New research has found preparing land for palm oil plantations and the growth of young plants causes significantly more damage to the environment, emitting double the amount of greenhouse gases than mature plantations.
This is the first study to examine the three main greenhouse gas emissions across the different age stages of palm oil plantations. It was carried out by plant scientists from the University of Nottingham in the North Selangor peat swamp forest in Malaysia with support from the Salangor State Forestry Department. It has been published today in Nature Communications.
Palm oil is the most consumed and widely traded vegetable oil in the world. Global demand has more than tripled in the last eighteen years, from around 20 million tonnes in 2000 to over 70 million in 2018 and Malaysia is the world’s second largest producer.
The University of Nottingham researchers analysed five sites at four different stages of land use: secondary forest, recently drained but uncleared forest, cleared and recently planted young oil palm plantation and mature oil palm plantation.
Laboratory analysis of soil and gas from these sites showed that the greatest fluxes of CO2 occurred during the drainage and young oil palm stages with 50% more greenhouse gas emissions than the mature oil palms. These emissions also account for almost a quarter of the total greenhouse emissions for the region.
Tropical peat swamp forests hold around 20% of global peatland carbon. However, thecontribution of peat swamp forests to carbon storage is currently under threat from large-scale expansion of drainage-based agriculture including oil palm and pulp wood production on peatlands.
Draining peatlands increases the oxygen levels in the soil, which in turn increases the rate of decomposition of organic material, resulting in high CO2 emissions from drained peatlands. In addition to CO2, peatlands also emit the powerful greenhouse gases (CH4 and N2O8).

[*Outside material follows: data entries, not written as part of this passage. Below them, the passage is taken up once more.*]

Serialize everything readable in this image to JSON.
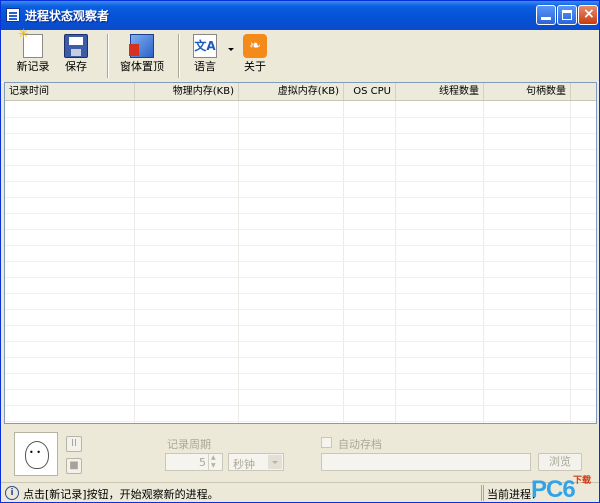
{
  "window": {
    "title": "进程状态观察者"
  },
  "toolbar": {
    "new_record": "新记录",
    "save": "保存",
    "window_topmost": "窗体置顶",
    "language": "语言",
    "about": "关于",
    "lang_icon_glyph": "文A",
    "about_icon_glyph": "❧"
  },
  "table": {
    "columns": [
      "记录时间",
      "物理内存(KB)",
      "虚拟内存(KB)",
      "OS CPU",
      "线程数量",
      "句柄数量"
    ],
    "rows": []
  },
  "bottom": {
    "period_label": "记录周期",
    "period_value": "5",
    "unit_value": "秒钟",
    "autosave_label": "自动存档",
    "autosave_checked": false,
    "path_value": "",
    "browse": "浏览",
    "pause_glyph": "II",
    "stop_glyph": "■"
  },
  "status": {
    "icon_glyph": "i",
    "message": "点击[新记录]按钮，开始观察新的进程。",
    "right_text": "当前进程："
  },
  "watermark": {
    "main": "PC6",
    "sub": "下载"
  },
  "colors": {
    "titlebar": "#0552d6",
    "face": "#ece9d8",
    "grid_border": "#7f9db9",
    "disabled": "#aca899"
  }
}
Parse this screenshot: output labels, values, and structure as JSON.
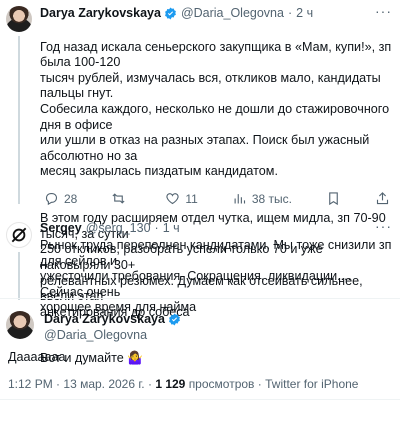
{
  "tweet1": {
    "name": "Darya Zarykovskaya",
    "handle": "@Daria_Olegovna",
    "dot": "·",
    "time": "2 ч",
    "more": "···",
    "paragraphs": [
      "Год назад искала сеньерского закупщика в «Мам, купи!», зп была 100-120\nтысяч рублей, измучалась вся, откликов мало, кандидаты пальцы гнут.\nСобесила каждого, несколько не дошли до стажировочного дня в офисе\nили ушли в отказ на разных этапах. Поиск был ужасный абсолютно но за\nмесяц закрылась пиздатым кандидатом.",
      "В этом году расширяем отдел чутка, ищем мидла, зп 70-90 тысяч, за сутки\n250 откликов, разобрать успели только 70 и уже наковыряли 30+\nрелевантных резюмех. Думаем как отсеивать сильнее, ввели этап\nанкетирования до собеса",
      "Вот и думайте 🤷‍♀️"
    ],
    "replies": "28",
    "retweets": "",
    "likes": "11",
    "views": "38 тыс."
  },
  "tweet2": {
    "name": "Sergey",
    "handle": "@serg_130",
    "dot": "·",
    "time": "1 ч",
    "more": "···",
    "text": "Рынок труда переполнен кандидатами. Мы тоже снизили зп для сейлов и\nужесточили требования. Сокращения, ликвидации.... Сейчас очень\nхорошее время для найма"
  },
  "tweet3": {
    "name": "Darya Zarykovskaya",
    "handle": "@Daria_Olegovna",
    "text": "Дааааааа",
    "time": "1:12 PM",
    "date": "13 мар. 2026 г.",
    "views_count": "1 129",
    "views_label": "просмотров",
    "client": "Twitter for iPhone",
    "sep": "·"
  },
  "colors": {
    "verified": "#1d9bf0",
    "secondary": "#536471",
    "text": "#0f1419"
  }
}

Tropical peat swamps have historically been avoided by palm oil growers due to the amount of preparation and drainage the land needs, but as land becomes more scarce there has been an increased demand to convert sites and the periphery of North Selangor is being heavily encroached upon by palm oil plantations. Our research shows that this conversion comes at a heavy cost to the environment with greater carbon and greenhouse gas emissions being caused by the early stages of the growth of palm oil.